Struggling to Hit the Notes? Perfect Vocals in 5 StepsBy
Estimated reading time: 7 minutes
Don’t hate me, but it seems that the life of a serious vocalist—whatever your genre—is less the Hollywood portrayal of all-night partying (and all that comes with such a scene) and more of self-control and pampering. I mean, the things it takes to really care for the vocal instrument seem, ahem, a little nerdy—or boring, if you like. But, please don’t let a little boring deter you, because this is serious stuff. It’s not like you can pack your vocal chords up in a nice little case and put them away for safekeeping, like most instruments.
So, what are some practical ways in which you can care for your voice box (also known as your larynx, which houses your vocal chords or vocal folds)?
Hydrate. With Water.
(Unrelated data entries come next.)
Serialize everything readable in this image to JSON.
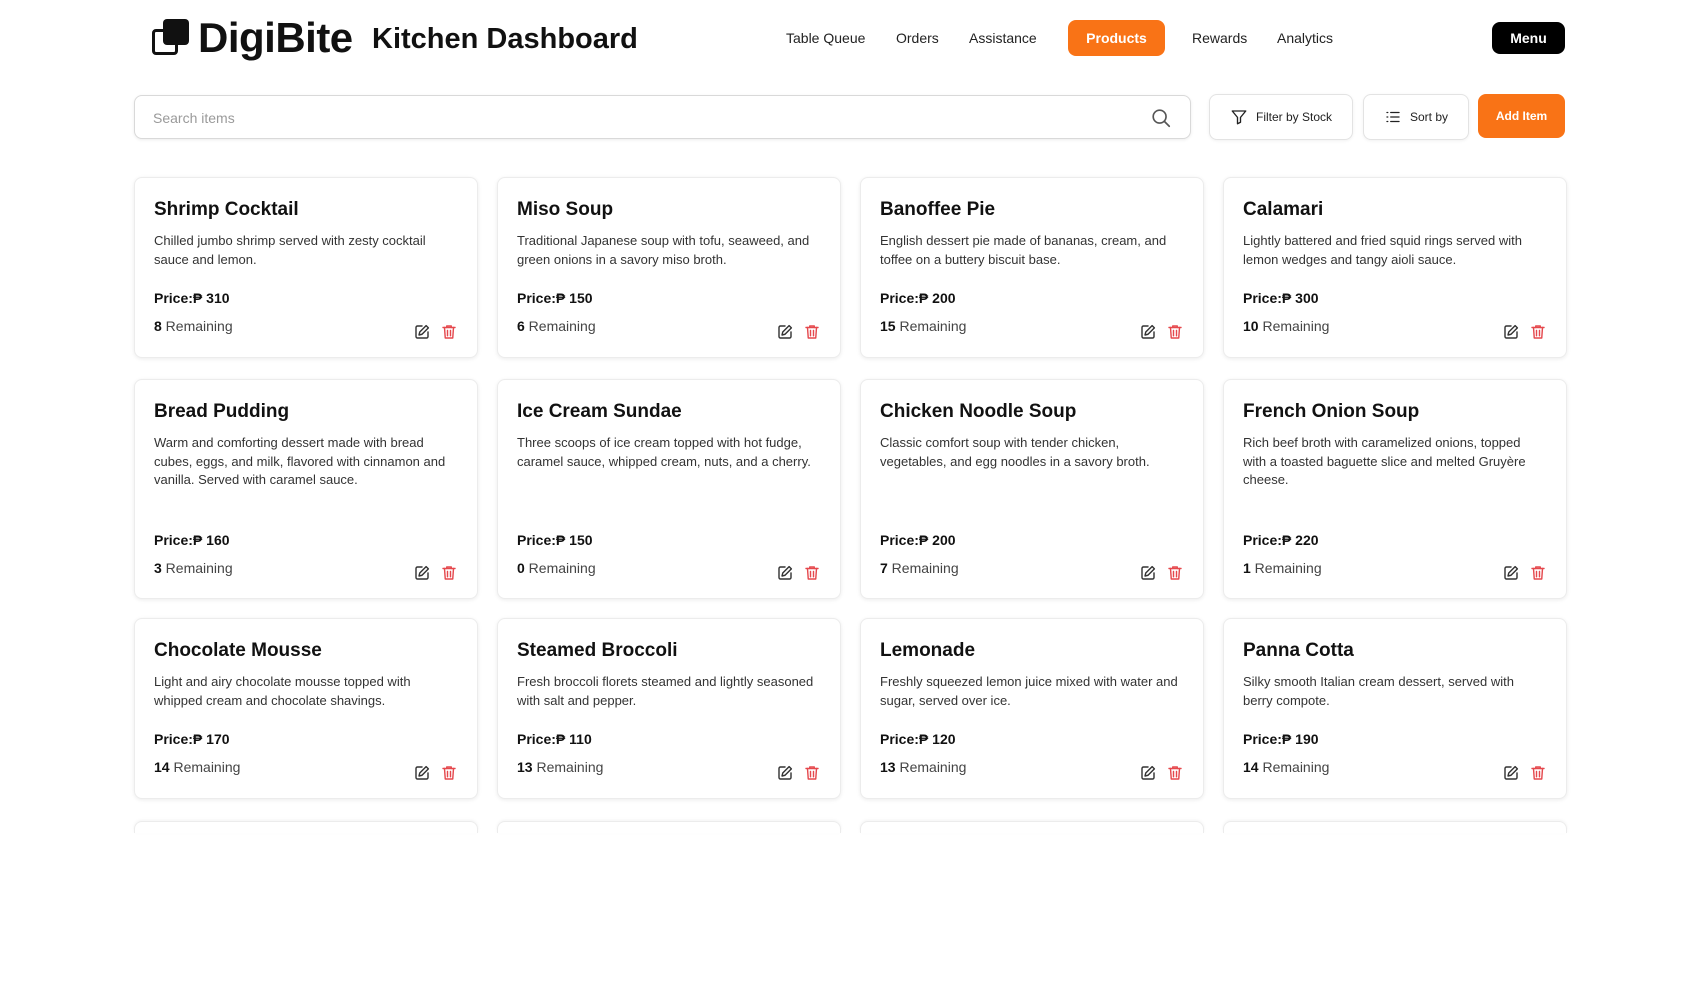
{
  "app": {
    "brand_name": "DigiBite",
    "page_title": "Kitchen Dashboard"
  },
  "nav": {
    "items": [
      {
        "label": "Table Queue",
        "active": false
      },
      {
        "label": "Orders",
        "active": false
      },
      {
        "label": "Assistance",
        "active": false
      },
      {
        "label": "Products",
        "active": true
      },
      {
        "label": "Rewards",
        "active": false
      },
      {
        "label": "Analytics",
        "active": false
      }
    ],
    "menu_label": "Menu"
  },
  "toolbar": {
    "search_placeholder": "Search items",
    "search_value": "",
    "filter_label": "Filter by Stock",
    "sort_label": "Sort by",
    "add_label": "Add Item"
  },
  "labels": {
    "price_prefix": "Price:",
    "currency": "₱",
    "remaining_suffix": "Remaining"
  },
  "colors": {
    "accent": "#f97316",
    "delete": "#e5484d",
    "menu_bg": "#000000"
  },
  "products": [
    {
      "name": "Shrimp Cocktail",
      "description": "Chilled jumbo shrimp served with zesty cocktail sauce and lemon.",
      "price": "310",
      "remaining": "8"
    },
    {
      "name": "Miso Soup",
      "description": "Traditional Japanese soup with tofu, seaweed, and green onions in a savory miso broth.",
      "price": "150",
      "remaining": "6"
    },
    {
      "name": "Banoffee Pie",
      "description": "English dessert pie made of bananas, cream, and toffee on a buttery biscuit base.",
      "price": "200",
      "remaining": "15"
    },
    {
      "name": "Calamari",
      "description": "Lightly battered and fried squid rings served with lemon wedges and tangy aioli sauce.",
      "price": "300",
      "remaining": "10"
    },
    {
      "name": "Bread Pudding",
      "description": "Warm and comforting dessert made with bread cubes, eggs, and milk, flavored with cinnamon and vanilla. Served with caramel sauce.",
      "price": "160",
      "remaining": "3"
    },
    {
      "name": "Ice Cream Sundae",
      "description": "Three scoops of ice cream topped with hot fudge, caramel sauce, whipped cream, nuts, and a cherry.",
      "price": "150",
      "remaining": "0"
    },
    {
      "name": "Chicken Noodle Soup",
      "description": "Classic comfort soup with tender chicken, vegetables, and egg noodles in a savory broth.",
      "price": "200",
      "remaining": "7"
    },
    {
      "name": "French Onion Soup",
      "description": "Rich beef broth with caramelized onions, topped with a toasted baguette slice and melted Gruyère cheese.",
      "price": "220",
      "remaining": "1"
    },
    {
      "name": "Chocolate Mousse",
      "description": "Light and airy chocolate mousse topped with whipped cream and chocolate shavings.",
      "price": "170",
      "remaining": "14"
    },
    {
      "name": "Steamed Broccoli",
      "description": "Fresh broccoli florets steamed and lightly seasoned with salt and pepper.",
      "price": "110",
      "remaining": "13"
    },
    {
      "name": "Lemonade",
      "description": "Freshly squeezed lemon juice mixed with water and sugar, served over ice.",
      "price": "120",
      "remaining": "13"
    },
    {
      "name": "Panna Cotta",
      "description": "Silky smooth Italian cream dessert, served with berry compote.",
      "price": "190",
      "remaining": "14"
    }
  ]
}
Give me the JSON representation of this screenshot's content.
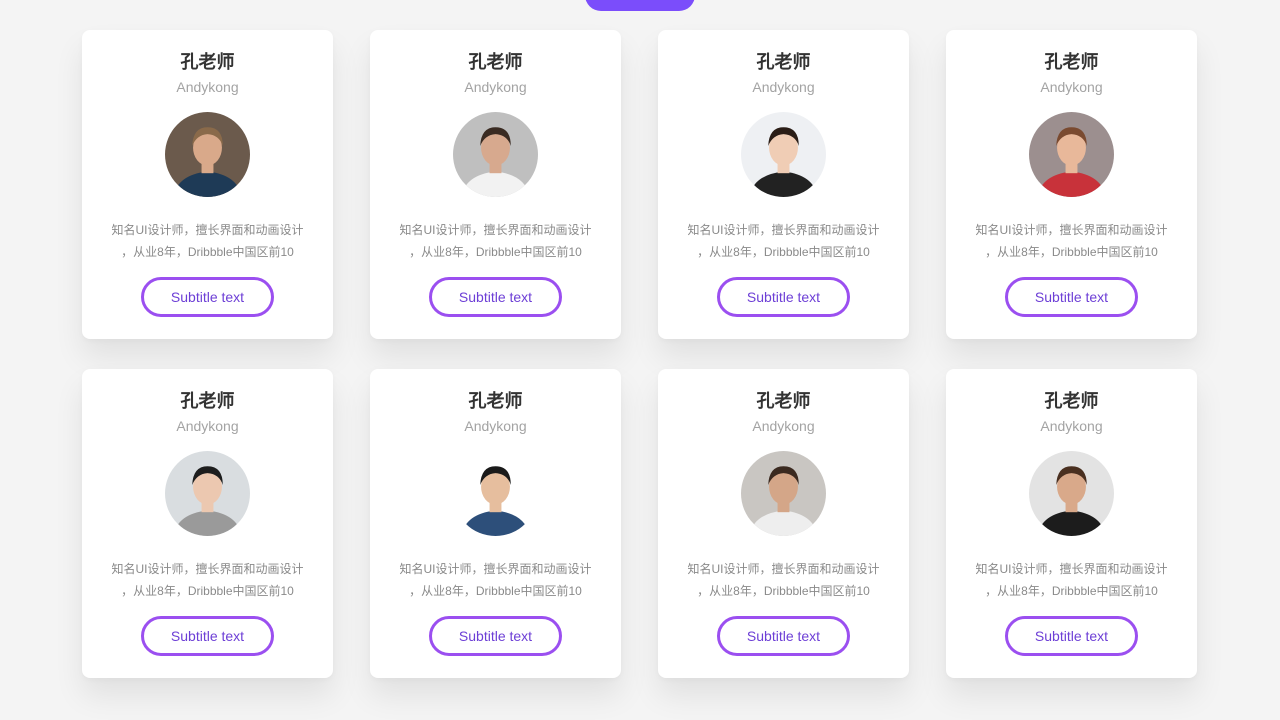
{
  "cards": [
    {
      "name": "孔老师",
      "handle": "Andykong",
      "desc_line1": "知名UI设计师，擅长界面和动画设计",
      "desc_line2": "，从业8年，Dribbble中国区前10",
      "button": "Subtitle text",
      "avatar": {
        "bg": "#6b5a4c",
        "skin": "#d9a98a",
        "hair": "#8a6a4a",
        "shirt": "#1e3a56"
      }
    },
    {
      "name": "孔老师",
      "handle": "Andykong",
      "desc_line1": "知名UI设计师，擅长界面和动画设计",
      "desc_line2": "，从业8年，Dribbble中国区前10",
      "button": "Subtitle text",
      "avatar": {
        "bg": "#bfbfbf",
        "skin": "#d7a98e",
        "hair": "#3a2b22",
        "shirt": "#f2f2f2"
      }
    },
    {
      "name": "孔老师",
      "handle": "Andykong",
      "desc_line1": "知名UI设计师，擅长界面和动画设计",
      "desc_line2": "，从业8年，Dribbble中国区前10",
      "button": "Subtitle text",
      "avatar": {
        "bg": "#eef0f3",
        "skin": "#f0cdb5",
        "hair": "#2a1d16",
        "shirt": "#222222"
      }
    },
    {
      "name": "孔老师",
      "handle": "Andykong",
      "desc_line1": "知名UI设计师，擅长界面和动画设计",
      "desc_line2": "，从业8年，Dribbble中国区前10",
      "button": "Subtitle text",
      "avatar": {
        "bg": "#9c8f8f",
        "skin": "#e8b89a",
        "hair": "#7a4a30",
        "shirt": "#c8323a"
      }
    },
    {
      "name": "孔老师",
      "handle": "Andykong",
      "desc_line1": "知名UI设计师，擅长界面和动画设计",
      "desc_line2": "，从业8年，Dribbble中国区前10",
      "button": "Subtitle text",
      "avatar": {
        "bg": "#d9dde0",
        "skin": "#ecc8b0",
        "hair": "#1d1d1d",
        "shirt": "#9a9a9a"
      }
    },
    {
      "name": "孔老师",
      "handle": "Andykong",
      "desc_line1": "知名UI设计师，擅长界面和动画设计",
      "desc_line2": "，从业8年，Dribbble中国区前10",
      "button": "Subtitle text",
      "avatar": {
        "bg": "#ffffff",
        "skin": "#e6be9e",
        "hair": "#1a1a1a",
        "shirt": "#2d4f7a"
      }
    },
    {
      "name": "孔老师",
      "handle": "Andykong",
      "desc_line1": "知名UI设计师，擅长界面和动画设计",
      "desc_line2": "，从业8年，Dribbble中国区前10",
      "button": "Subtitle text",
      "avatar": {
        "bg": "#c9c6c2",
        "skin": "#d4a688",
        "hair": "#3b2a20",
        "shirt": "#eeeeee"
      }
    },
    {
      "name": "孔老师",
      "handle": "Andykong",
      "desc_line1": "知名UI设计师，擅长界面和动画设计",
      "desc_line2": "，从业8年，Dribbble中国区前10",
      "button": "Subtitle text",
      "avatar": {
        "bg": "#e3e3e3",
        "skin": "#d9a98a",
        "hair": "#4a3020",
        "shirt": "#1c1c1c"
      }
    }
  ],
  "colors": {
    "accent": "#7b4dfb",
    "button_border": "#9b4ff0",
    "button_text": "#6d3fd6"
  },
  "icons": {
    "avatar": "person-photo-icon"
  }
}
This step is something that you can do pretty much anytime, anywhere: drink lots of water. The reason for this? The more water you drink, the thinner the mucous on your vocal chords will be, which means less vocal interruption for you.
Make sure you are well hydrated by drinking the recommended 64 ounces per day. If you have an affinity for dehydrating liquids (such as alcohol or caffeinated beverages), you’ll need to up your water intake even more; a good rule of thumb is to drink at least as many ounces of water as you are the dehydrating beverage in addition to the daily recommended amount. That’s a lot of water! To help get you in the habit, have a water bottle (or two) with you at all times, especially when you’re performing.
Another great way to keep your vocal chords hydrated is to steam. You can do this by using a facial steamer or by boiling a pot of water and breathing in the steam. Do this two to three times a day for about 10 minutes, when possible.
Note: steaming can’t replace drinking water. Nice try.
Though some suggest drinking hot tea or water before a performance, it’s best to avoid boiling hot water as it can cause inflammation, especially on already fatigued vocal muscles. Ice water, which causes muscles to contract, is not your friend either, particularly after you’ve warmed up or during a gig, as it can significantly reduce your vocal range.
So, what do you do? Ideally, stick with lukewarm water. If you do drink tea—I like Throat Coat Tea—try heating the water and removing it from heat right before it boils. This way you get some warmth without doing damage.